And from the Hawaii Fire Department:

A 28 year old male shark bite victim was found conscious and alert. The patient was attended to by bystanders and a volunteer firefighter. The patient was transported to Kona Hospital by Chopper 2.

Fire rescue and medical units from Kailua-Kona and South Kohala Fire Stations responded to a 28 year old male with lacerations to his right leg above and below the knee due to a shark bite. The male patient was attended by bystanders and a volunteer firefighter who helped to control the bleeding. The victim was conscious and responsive. He was taken to Kona Hospital by Chopper 2 of the South Kohala Fire Station. A shark estimated to be 10 to 14 ft in length was observed near shore in the area.

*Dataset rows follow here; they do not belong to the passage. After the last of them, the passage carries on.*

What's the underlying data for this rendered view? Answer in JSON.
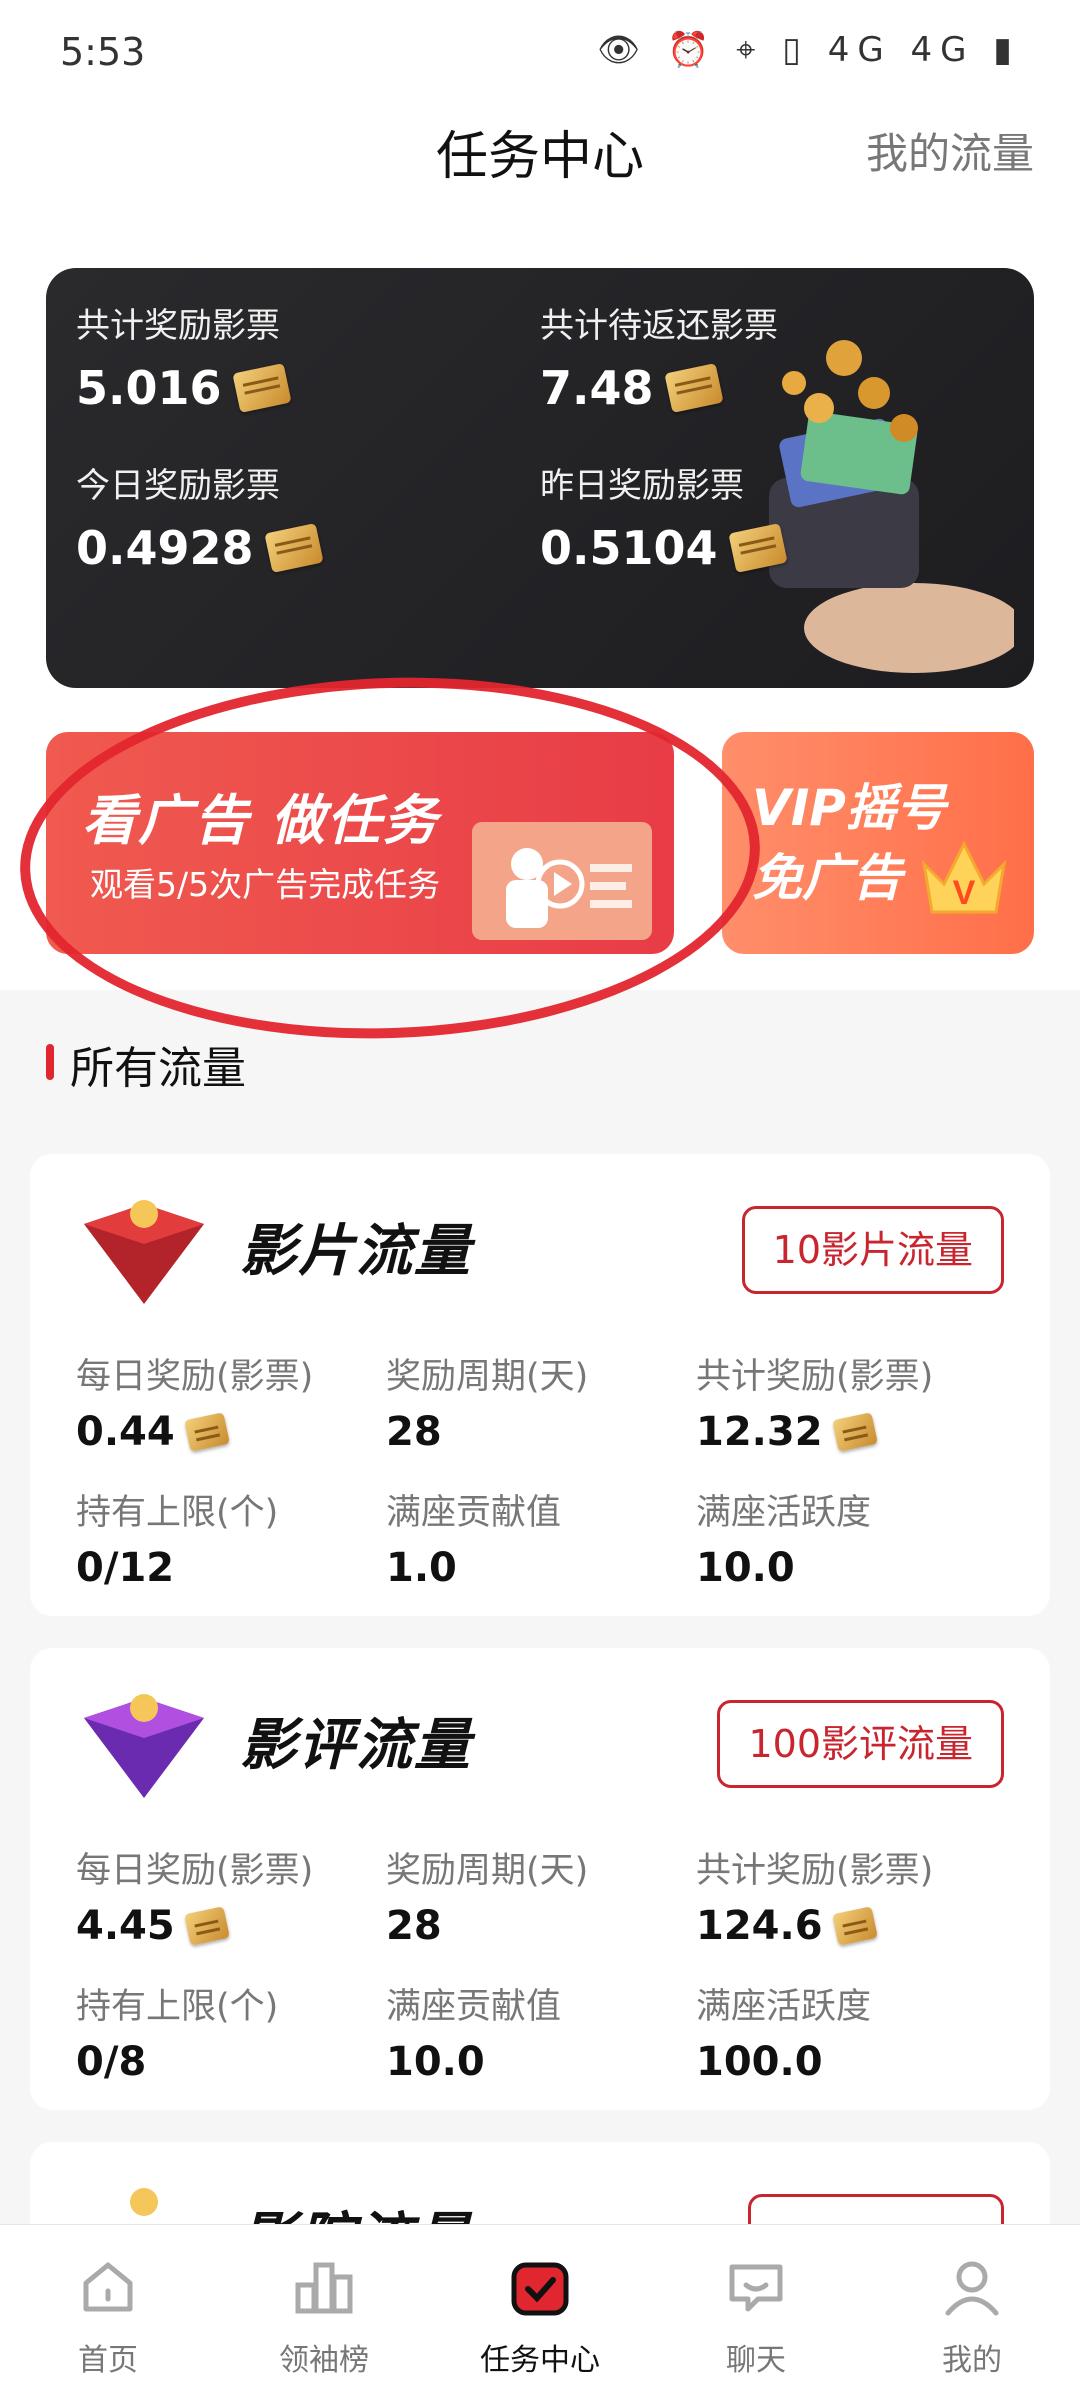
{
  "status_bar": {
    "time": "5:53",
    "icons": "👁 ⏰ ⌖ ▯ 4G 4G ▮"
  },
  "header": {
    "title": "任务中心",
    "right_link": "我的流量"
  },
  "stats": [
    {
      "label": "共计奖励影票",
      "value": "5.016"
    },
    {
      "label": "共计待返还影票",
      "value": "7.48"
    },
    {
      "label": "今日奖励影票",
      "value": "0.4928"
    },
    {
      "label": "昨日奖励影票",
      "value": "0.5104"
    }
  ],
  "banners": {
    "ad": {
      "title": "看广告 做任务",
      "subtitle": "观看5/5次广告完成任务"
    },
    "vip": {
      "line1": "VIP摇号",
      "line2": "免广告"
    }
  },
  "section": {
    "title": "所有流量"
  },
  "cards": [
    {
      "logo_text_top": "影 片",
      "logo_text_bottom": "流 量",
      "title": "影片流量",
      "button": "10影片流量",
      "metrics": [
        {
          "label": "每日奖励(影票)",
          "value": "0.44"
        },
        {
          "label": "奖励周期(天)",
          "value": "28"
        },
        {
          "label": "共计奖励(影票)",
          "value": "12.32"
        },
        {
          "label": "持有上限(个)",
          "value": "0/12"
        },
        {
          "label": "满座贡献值",
          "value": "1.0"
        },
        {
          "label": "满座活跃度",
          "value": "10.0"
        }
      ]
    },
    {
      "logo_text_top": "影 评",
      "logo_text_bottom": "流 量",
      "title": "影评流量",
      "button": "100影评流量",
      "metrics": [
        {
          "label": "每日奖励(影票)",
          "value": "4.45"
        },
        {
          "label": "奖励周期(天)",
          "value": "28"
        },
        {
          "label": "共计奖励(影票)",
          "value": "124.6"
        },
        {
          "label": "持有上限(个)",
          "value": "0/8"
        },
        {
          "label": "满座贡献值",
          "value": "10.0"
        },
        {
          "label": "满座活跃度",
          "value": "100.0"
        }
      ]
    },
    {
      "logo_text_top": "影 院",
      "title": "影院流量"
    }
  ],
  "tabs": [
    {
      "label": "首页",
      "icon": "home-icon"
    },
    {
      "label": "领袖榜",
      "icon": "leaderboard-icon"
    },
    {
      "label": "任务中心",
      "icon": "task-center-icon"
    },
    {
      "label": "聊天",
      "icon": "chat-icon"
    },
    {
      "label": "我的",
      "icon": "profile-icon"
    }
  ],
  "colors": {
    "accent": "#e0262e",
    "dark_card": "#232326",
    "vip": "#ff7b55"
  }
}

Shark Attack Off The Big Island – Warning Signs Posted at Kiholo Bay State Park

About 5 p.m. this evening, a 43-year old local male was surfing about 200 yards offshore at the north side of Kiholo Bay when he was bit on the right forearm by a 15 foot tiger shark. He also suffered injuries to his knee. A worker at a private home on the north side of bay called in to 911.

Kiholo Bay

Kiholo Bay

Hawaii County Fire Department responded and a helicopter was sent up to scan the waters, but nothing was seen. DLNR Division of Conservation and Resources Enforcement contacted the Kiholo Community Association which posted shark warning signs at the entrance gate to Kiholo Bay State Park. The park will remain closed until noon tomorrow. In the morning, HFD and DLNR will assess the area for any sharks sightings. If nothing is seen, the park and beach will reopen.

 

Cookie Cutter Shark Attack… Victim Attempting to Swim from Big Island to Maui

A Maui man trying to swim from the Big Island to Maui may instead become known for being the first living person bitten by a cookie-cutter shark

cookie_cutters

…Mike Spalding of Kula was attempting to become the third person known to cross the dangerous 30-mile Alenuihaha Channel when an undersea animal attacked him Monday night.

Spalding had already been swimming for four hours and 11 miles when the animal inflicted a superficial wound on his chest and then bit him in the calf a few seconds later, leaving a circular wound 3 inches in diameter and about 1 inch deep…

cookie

Cookie-cutter sharks grow up to 20 inches long and have razorlike teeth — a tiny set along its upper jaw and large, jagged teeth on its lower jaw, Naughton said.

They’re known as “sort of a mosquito of the sea” that live deeper than 1,000 feet during the day and cruise to the surface at night, Naughton said. They normally take bites out of open-ocean fish like ahi, mahimahi, Hawaiian monk seals, dolphins or whales…

cookie2
…The only other incident Naughton knew of was in July 1992, when a drowned man had the distinctive, circular wounds of the cookie-cutter shark on his back…

More Here